I enjoyed the experience of trying to distill our family’s trip from Ohio to the Pacific Northwest into a single hour. I chose an hour of togetherness. A focus on family (both historically and within our vehicle). And some particularly memorable experiences, with quirky characters in quirky settings.
When I tried to boil down our family’s time in the Pacific Northwest itself, I chose an hour in Olympic National Park. It was a truly unparalleled setting: the snow-capped mountains of Rocky Mountain National Park, plus the rocky coast of Acadia National Park, plus the exotic rainforest of… I don’t know… the Everglades? (I haven’t been to many rainforests in my lifetime). And our hour on Olympic’s Beach 2 was extra-special because it was unexpected. Peaceful. Restful. A moment of stillness on a vacation otherwise marked by activity.
Choosing an hour for the way back east, however, has been more challenging than I expected. I certainly had plenty of time to consider the possibilities, on that long road through Nebraska, Iowa, Indiana, and the like. I thought about an hour from our adventure-filled day in Idaho — but I couldn’t pin it down to just one hour. Our time in Colorado was also lovely, and I could have probably talked about the European Cup soccer games we watched… or the breakfast at the Egg of Estes… But as lovely as those experiences were, they didn’t seem to epitomize the entirety of that week traveling back to Ohio.
Finally, I decided that my favorite, most-distilled hour of the drive back east would be an hour from U.S. Route 20 through Idaho. It’s apparently the longest highway in the United States, also known as the Big Daddy. And that seems appropriate, considering all the miles we put on our mini-van. The route is also very scenic, east of Mountain Home, Idaho. Mostly high plains, with snow-capped mountains off to the north. And it’s delightfully desolate. A lonely strip of two-mile highway, where you can see forever and cruise at 80 miles per hour.
We pulled onto U.S. Route 20 about an hour after stopping for dinner in Boise. The rest of the family were settled into their own activities: napping, reading, listening to music. So I put on my own headphones and kept us zooming eastward.
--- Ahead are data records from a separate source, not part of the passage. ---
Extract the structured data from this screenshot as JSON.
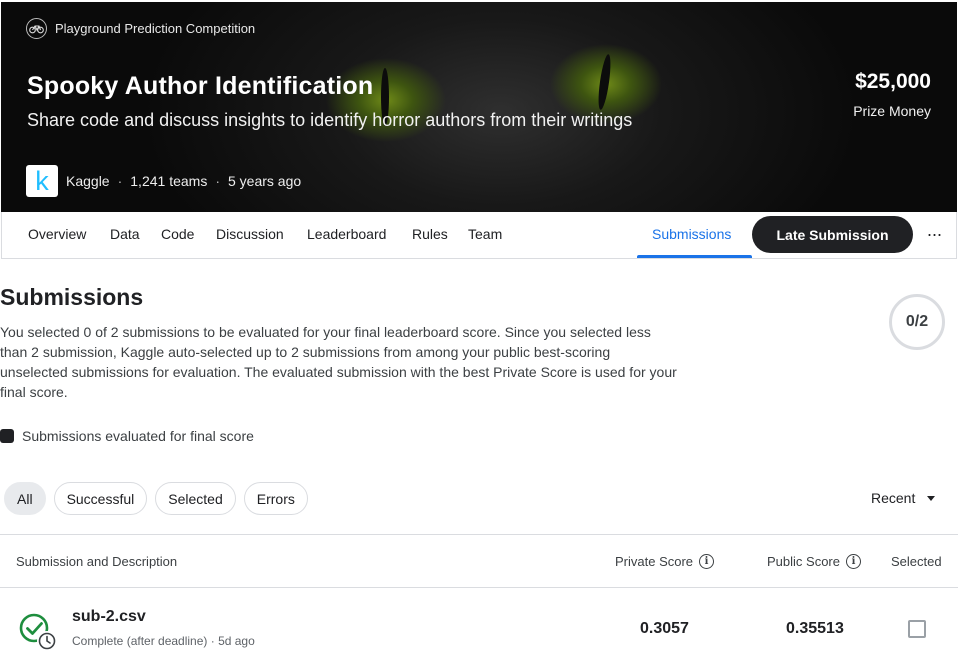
{
  "hero": {
    "type_label": "Playground Prediction Competition",
    "title": "Spooky Author Identification",
    "subtitle": "Share code and discuss insights to identify horror authors from their writings",
    "host": "Kaggle",
    "host_logo_letter": "k",
    "teams": "1,241 teams",
    "age": "5 years ago",
    "separator": "·",
    "prize_amount": "$25,000",
    "prize_label": "Prize Money"
  },
  "nav": {
    "tabs": [
      "Overview",
      "Data",
      "Code",
      "Discussion",
      "Leaderboard",
      "Rules",
      "Team"
    ],
    "active_tab": "Submissions",
    "late_submission_label": "Late Submission",
    "more_label": "···"
  },
  "submissions": {
    "title": "Submissions",
    "description": "You selected 0 of 2 submissions to be evaluated for your final leaderboard score. Since you selected less than 2 submission, Kaggle auto-selected up to 2 submissions from among your public best-scoring unselected submissions for evaluation. The evaluated submission with the best Private Score is used for your final score.",
    "counter": "0/2",
    "legend_label": "Submissions evaluated for final score",
    "filters": [
      "All",
      "Successful",
      "Selected",
      "Errors"
    ],
    "active_filter": "All",
    "sort_label": "Recent"
  },
  "table": {
    "headers": {
      "submission": "Submission and Description",
      "private": "Private Score",
      "public": "Public Score",
      "selected": "Selected"
    },
    "info_glyph": "i",
    "rows": [
      {
        "file": "sub-2.csv",
        "status": "Complete (after deadline) · 5d ago",
        "private_score": "0.3057",
        "public_score": "0.35513",
        "selected": false
      }
    ]
  },
  "colors": {
    "accent": "#1a73e8",
    "success": "#1e8e3e",
    "kaggle_blue": "#20beff",
    "dark_button": "#202124"
  },
  "icons": {
    "competition_type": "bike-icon",
    "status": "check-clock-icon",
    "info": "info-icon",
    "sort": "caret-down-icon"
  }
}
I played a podcast episode from RadioLab called Breath. And the story nearly took my own breath away. It was reported with rigorous attention to scientific detail — but it also felt strangely spiritual. It talked about babies instantaneously switching the way they receive Oxygen, upon birth. There was a section when it talked about voluntary breathing mechanisms versus involuntary breathing mechanisms. The producers connected breathing to civil rights and the use of tear gas to control crowds. They talked about the way that the sale of breath mints and mint gum took a big hit over the course of the pandemic. The musicians’ mystique of circular breathing… free-style rap… the relationship between twin sisters… I can’t exactly capture what was so good about the podcast. It was just storytelling at its best. I was thoroughly engaged.
And as we hurtled eastward, as I listened to my podcast, the sun started setting in the western sky.
The countryside opened up into wide valleys grazed by cattle. Pronghorn antelope watched us speed past. One-hundred-year-old grain elevators rose from the plains, their corrugated metal siding the color of the pronghorns’ backs. Sometimes, we had to speed up — near 100 miles per hour — to pass a slower vehicle. But the speed didn’t feel even a little bit scary because we could see forever. At another point, we had to stop for some cattle to cross the road. We traveled like this for more than an hour. But I’d say that first hour on that highway was the best.
Our family loves traveling together. We genuinely do. But I think a big part of the way that works is that we’re often alone, together. If that makes any sense. Marci might be napping. Olivia watching a YouTube video on her phone. Cor playing NBA Jam on the iPad. Elliot reading in the back bench seat. And me driving with headphones. We’re all in our own little worlds, but we’re also all together. It’s just as valuable a part of the vacation experience as all the meaningful conversations and unique experiences.
So that’s why I’m going to call that my favorite hour on the way back east. It wasn’t sexy or sensational. But it was spectacular. And I hope to remember it for a long time to come.